## SUPPLIED DATA
+===+

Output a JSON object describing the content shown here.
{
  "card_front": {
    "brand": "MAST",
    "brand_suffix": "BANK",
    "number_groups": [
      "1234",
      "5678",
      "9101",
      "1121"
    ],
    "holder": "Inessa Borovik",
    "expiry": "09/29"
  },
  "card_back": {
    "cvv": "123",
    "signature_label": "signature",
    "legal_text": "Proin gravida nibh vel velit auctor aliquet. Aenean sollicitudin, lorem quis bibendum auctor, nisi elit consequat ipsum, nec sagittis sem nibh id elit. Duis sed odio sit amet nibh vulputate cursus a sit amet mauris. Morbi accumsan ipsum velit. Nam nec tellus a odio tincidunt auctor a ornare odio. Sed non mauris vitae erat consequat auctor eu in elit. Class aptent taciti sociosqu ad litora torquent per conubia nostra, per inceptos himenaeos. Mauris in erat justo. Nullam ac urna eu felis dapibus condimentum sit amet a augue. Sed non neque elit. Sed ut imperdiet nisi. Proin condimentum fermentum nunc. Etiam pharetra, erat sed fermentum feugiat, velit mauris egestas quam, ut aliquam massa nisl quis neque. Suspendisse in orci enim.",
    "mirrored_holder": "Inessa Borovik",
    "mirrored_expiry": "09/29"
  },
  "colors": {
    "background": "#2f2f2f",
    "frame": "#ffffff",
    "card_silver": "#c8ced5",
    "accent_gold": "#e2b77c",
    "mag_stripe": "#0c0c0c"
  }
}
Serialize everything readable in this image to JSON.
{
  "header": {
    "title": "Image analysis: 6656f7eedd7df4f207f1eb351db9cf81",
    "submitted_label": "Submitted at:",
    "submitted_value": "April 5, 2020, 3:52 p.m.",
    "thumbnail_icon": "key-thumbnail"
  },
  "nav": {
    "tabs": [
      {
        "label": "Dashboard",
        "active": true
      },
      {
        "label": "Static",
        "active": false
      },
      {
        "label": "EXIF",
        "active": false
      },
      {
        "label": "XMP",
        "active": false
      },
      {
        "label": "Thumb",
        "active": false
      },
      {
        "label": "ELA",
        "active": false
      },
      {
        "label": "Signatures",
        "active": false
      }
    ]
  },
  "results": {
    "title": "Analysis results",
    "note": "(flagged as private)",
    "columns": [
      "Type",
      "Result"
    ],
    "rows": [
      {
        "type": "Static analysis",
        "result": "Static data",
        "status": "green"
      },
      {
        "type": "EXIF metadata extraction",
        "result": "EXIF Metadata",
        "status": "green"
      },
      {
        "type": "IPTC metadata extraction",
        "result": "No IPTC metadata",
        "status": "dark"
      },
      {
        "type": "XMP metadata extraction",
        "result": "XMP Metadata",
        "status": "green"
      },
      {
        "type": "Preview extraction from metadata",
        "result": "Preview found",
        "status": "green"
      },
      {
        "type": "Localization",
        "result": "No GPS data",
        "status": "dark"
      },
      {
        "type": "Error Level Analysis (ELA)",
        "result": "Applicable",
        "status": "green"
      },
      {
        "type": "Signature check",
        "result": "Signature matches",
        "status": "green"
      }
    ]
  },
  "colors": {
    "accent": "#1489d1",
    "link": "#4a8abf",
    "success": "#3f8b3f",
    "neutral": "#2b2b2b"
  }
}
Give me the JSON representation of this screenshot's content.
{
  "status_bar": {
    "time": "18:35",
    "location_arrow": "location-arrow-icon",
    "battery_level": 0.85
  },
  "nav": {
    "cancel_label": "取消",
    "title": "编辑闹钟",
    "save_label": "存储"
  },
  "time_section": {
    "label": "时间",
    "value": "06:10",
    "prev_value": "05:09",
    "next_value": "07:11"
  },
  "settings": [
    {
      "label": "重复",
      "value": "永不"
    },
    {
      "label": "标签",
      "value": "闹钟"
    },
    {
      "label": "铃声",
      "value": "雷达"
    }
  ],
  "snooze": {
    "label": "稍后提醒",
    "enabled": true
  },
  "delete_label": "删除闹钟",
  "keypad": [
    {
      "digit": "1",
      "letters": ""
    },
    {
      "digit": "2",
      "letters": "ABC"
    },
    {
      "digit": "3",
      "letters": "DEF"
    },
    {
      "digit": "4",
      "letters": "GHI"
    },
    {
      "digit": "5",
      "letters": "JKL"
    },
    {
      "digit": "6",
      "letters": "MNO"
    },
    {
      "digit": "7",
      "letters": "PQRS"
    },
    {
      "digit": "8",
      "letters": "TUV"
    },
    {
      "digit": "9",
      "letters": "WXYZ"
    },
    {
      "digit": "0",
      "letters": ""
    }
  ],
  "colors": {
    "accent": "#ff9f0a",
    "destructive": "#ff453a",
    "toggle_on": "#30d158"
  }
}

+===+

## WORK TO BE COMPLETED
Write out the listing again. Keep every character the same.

## RESULT
Output a JSON object describing the content shown here.
{
  "card_front": {
    "brand": "MAST",
    "brand_suffix": "BANK",
    "number_groups": [
      "1234",
      "5678",
      "9101",
      "1121"
    ],
    "holder": "Inessa Borovik",
    "expiry": "09/29"
  },
  "card_back": {
    "cvv": "123",
    "signature_label": "signature",
    "legal_text": "Proin gravida nibh vel velit auctor aliquet. Aenean sollicitudin, lorem quis bibendum auctor, nisi elit consequat ipsum, nec sagittis sem nibh id elit. Duis sed odio sit amet nibh vulputate cursus a sit amet mauris. Morbi accumsan ipsum velit. Nam nec tellus a odio tincidunt auctor a ornare odio. Sed non mauris vitae erat consequat auctor eu in elit. Class aptent taciti sociosqu ad litora torquent per conubia nostra, per inceptos himenaeos. Mauris in erat justo. Nullam ac urna eu felis dapibus condimentum sit amet a augue. Sed non neque elit. Sed ut imperdiet nisi. Proin condimentum fermentum nunc. Etiam pharetra, erat sed fermentum feugiat, velit mauris egestas quam, ut aliquam massa nisl quis neque. Suspendisse in orci enim.",
    "mirrored_holder": "Inessa Borovik",
    "mirrored_expiry": "09/29"
  },
  "colors": {
    "background": "#2f2f2f",
    "frame": "#ffffff",
    "card_silver": "#c8ced5",
    "accent_gold": "#e2b77c",
    "mag_stripe": "#0c0c0c"
  }
}
Serialize everything readable in this image to JSON.
{
  "header": {
    "title": "Image analysis: 6656f7eedd7df4f207f1eb351db9cf81",
    "submitted_label": "Submitted at:",
    "submitted_value": "April 5, 2020, 3:52 p.m.",
    "thumbnail_icon": "key-thumbnail"
  },
  "nav": {
    "tabs": [
      {
        "label": "Dashboard",
        "active": true
      },
      {
        "label": "Static",
        "active": false
      },
      {
        "label": "EXIF",
        "active": false
      },
      {
        "label": "XMP",
        "active": false
      },
      {
        "label": "Thumb",
        "active": false
      },
      {
        "label": "ELA",
        "active": false
      },
      {
        "label": "Signatures",
        "active": false
      }
    ]
  },
  "results": {
    "title": "Analysis results",
    "note": "(flagged as private)",
    "columns": [
      "Type",
      "Result"
    ],
    "rows": [
      {
        "type": "Static analysis",
        "result": "Static data",
        "status": "green"
      },
      {
        "type": "EXIF metadata extraction",
        "result": "EXIF Metadata",
        "status": "green"
      },
      {
        "type": "IPTC metadata extraction",
        "result": "No IPTC metadata",
        "status": "dark"
      },
      {
        "type": "XMP metadata extraction",
        "result": "XMP Metadata",
        "status": "green"
      },
      {
        "type": "Preview extraction from metadata",
        "result": "Preview found",
        "status": "green"
      },
      {
        "type": "Localization",
        "result": "No GPS data",
        "status": "dark"
      },
      {
        "type": "Error Level Analysis (ELA)",
        "result": "Applicable",
        "status": "green"
      },
      {
        "type": "Signature check",
        "result": "Signature matches",
        "status": "green"
      }
    ]
  },
  "colors": {
    "accent": "#1489d1",
    "link": "#4a8abf",
    "success": "#3f8b3f",
    "neutral": "#2b2b2b"
  }
}
Give me the JSON representation of this screenshot's content.
{
  "status_bar": {
    "time": "18:35",
    "location_arrow": "location-arrow-icon",
    "battery_level": 0.85
  },
  "nav": {
    "cancel_label": "取消",
    "title": "编辑闹钟",
    "save_label": "存储"
  },
  "time_section": {
    "label": "时间",
    "value": "06:10",
    "prev_value": "05:09",
    "next_value": "07:11"
  },
  "settings": [
    {
      "label": "重复",
      "value": "永不"
    },
    {
      "label": "标签",
      "value": "闹钟"
    },
    {
      "label": "铃声",
      "value": "雷达"
    }
  ],
  "snooze": {
    "label": "稍后提醒",
    "enabled": true
  },
  "delete_label": "删除闹钟",
  "keypad": [
    {
      "digit": "1",
      "letters": ""
    },
    {
      "digit": "2",
      "letters": "ABC"
    },
    {
      "digit": "3",
      "letters": "DEF"
    },
    {
      "digit": "4",
      "letters": "GHI"
    },
    {
      "digit": "5",
      "letters": "JKL"
    },
    {
      "digit": "6",
      "letters": "MNO"
    },
    {
      "digit": "7",
      "letters": "PQRS"
    },
    {
      "digit": "8",
      "letters": "TUV"
    },
    {
      "digit": "9",
      "letters": "WXYZ"
    },
    {
      "digit": "0",
      "letters": ""
    }
  ],
  "colors": {
    "accent": "#ff9f0a",
    "destructive": "#ff453a",
    "toggle_on": "#30d158"
  }
}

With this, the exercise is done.